Letters to the Editor, Jan. 5: In Dank We Trust

Letters to the Editor, Jan. 5: In Dank We Trust

The following is a letter to the editor in today’s IT, In dank we trust, by Will Shobrun, – I posted a Comment, below..


EDITOR: “Back in the old days,” he said, leaning on his wizard cane, “it was called dope.”


Also referred to as smoke, pot, reefer, jay, Mary Jane and a salad of euphemisms. It was never called cannabis, as in, “Yo, bro, got any cannabis?” “Cannabis” was the invention of some doper English major who got off on Latin, and embraced by city councils all over America drooling for tax dollars.


The way to “test” marijuana, a name only used by government drug agencies, was to first smell it and then smoke it. The nose knows was the motto, well, my motto, and it’s still true, and the acid (ahem) test was to smoke the stuff. It was either really good, gooood, all right or junk. Simple, easy, scientific-ish and you’re out the door.


Now capitalism rears its coiffed head, advertising and PR geeks take over, and a perfectly natural substance to get you high is hyped and packaged up the yin-yang. Thanks to the packaging, adding 40 tons of indestructible plastic to oceans and landfills that won’t break down until the year 20,003 (rough calculation), you can’t smell it or even see it at purchase.


So as they say at the bar I hang out in, caveat emptor, which means … trust me sucker, would I lie to you?


Will Shonbrun


Sonoma Valley


Will, I agree with much of what you’ve said. As a 30-year advocate for medicinal marijuana, I never supported Prop 64. It is pseudo-legalization that has destroyed the traditional market through over-regulation and over-taxation to benefit deep-pocket players. Only legislation through Sacramento can change 64 and good luck with *that*. The other option is another statewide ballot initiative to make things right. It should be planned for 2024 (2022 is an off-year and too risky). But, it’s still a tall order.


So in the meantime, the current playing field is all we have.
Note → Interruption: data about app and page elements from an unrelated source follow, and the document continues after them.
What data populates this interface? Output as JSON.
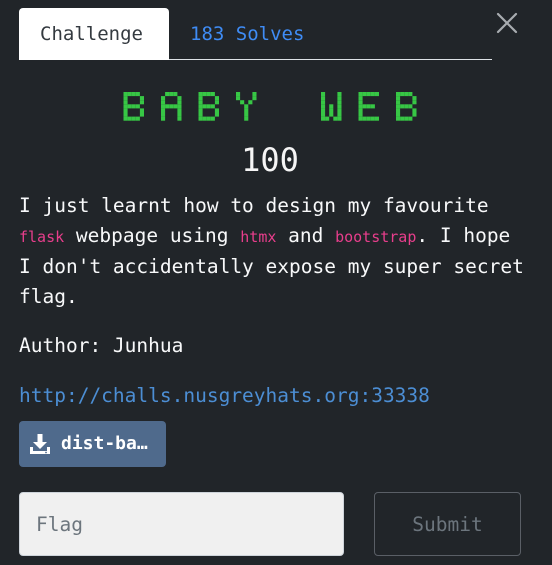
{
  "tabs": [
    {
      "label": "Challenge",
      "active": true
    },
    {
      "label": "183 Solves",
      "active": false
    }
  ],
  "challenge": {
    "name": "BABY WEB",
    "points": "100",
    "description": {
      "part1": "I just learnt how to design my favourite ",
      "code1": "flask",
      "part2": " webpage using ",
      "code2": "htmx",
      "part3": " and ",
      "code3": "bootstrap",
      "part4": ". I hope I don't accidentally expose my super secret flag."
    },
    "author": "Author: Junhua",
    "link": "http://challs.nusgreyhats.org:33338",
    "download_label": "dist-ba…"
  },
  "form": {
    "flag_placeholder": "Flag",
    "flag_value": "",
    "submit_label": "Submit"
  },
  "colors": {
    "background": "#212529",
    "title": "#37c745",
    "solves_tab": "#3f8cf5",
    "code": "#e83e8c",
    "link": "#4c8ed4",
    "download_button": "#4f6a8c"
  },
  "icons": {
    "close": "close-icon",
    "download": "download-icon"
  }
}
And our patient community *especially* needs safe, local access to marijuana, or cannabis, or whatever you want to call it. The current issue facing Sonoma is the need for a second dispensary to provide patients and adult consumers with the choices they deserve in order to better serve the 45,000 people living in the greater Sonoma area. Competition can provide folks here with easy, safe access to more product choice, better services, etc. That’s what the free market is all about, isn’t it? Everybody wins, the city, adult consumers and *especially* medical users.


What we’re asking now is that citizens send an email to the city council in support of a second dispensary and, better yet, come speak at the January city council meeting. You do not have to be a resident of the city, as this affects the entire south end of the Valley. It’s easy to keep up to date on this issue via Sonoma Valley Cannabis Group. Type that into Google or Facebook and you’ll find us for the latest information. 🙂


– Gil, Sonoma Valley Cannabis Group

Happy New Year from Sonoma Valley Cannabis Group!

Happy New Year from Sonoma Valley Cannabis Group!

Hello Everyone, Happy New Year!

Let’s take that leap of faith and hope for a better one on the other side… 🙂

We continue to look forward to the January 20 city council meeting for a discussion regarding an additional dispensary, though that date remains tentative. We’ll be sure to keep you aware of the latest developments.

In the meantime, it can’t hurt to start a new year off on the right foot, so we sent the following to the city council this morning:

Happy New Year to City Council and Staff,

First, we’d like to congratulate Jack Ding on his election to the Sonoma City Council. As the first Asian American to serve on the council, we imagine Jack will bring a fresh perspective informed by his unique personal journey from Nantong, China to Sonoma.

Our congratulations also to Logan Harvey, who was chosen by the council to serve a second consecutive year as our city’s Mayor. He did a bang-up job in his first term and we expect he’ll put that new gavel to good use this term, as well.

We extend our best wishes to Vice Mayor Madolyn Agrimonti, who was just selected to serve in that chair by a 4-0 vote. The Vice Mayor could be considered sort of the “rock” of the council, having served longer than anyone else currently serving and well-known for her good humor, honesty and steadfastness.

We’re also happy to see Amy Harrington, who has previously served as Mayor, sworn in for her second term on the council. We’ve always appreciated her solid leadership and open and fair-minded consideration of issues facing Sonoma.

We would also like to welcome Sonoma’s new Interim City Manager, David Kiff, whose knowledge of and expertise in Sonoma County issues can help keep our city on track.

As we move past the trials and tribulations of the past year, we feel all of the above bodes well for the future of the city of Sonoma.

Wishing all a happy, healthy and successful New Year.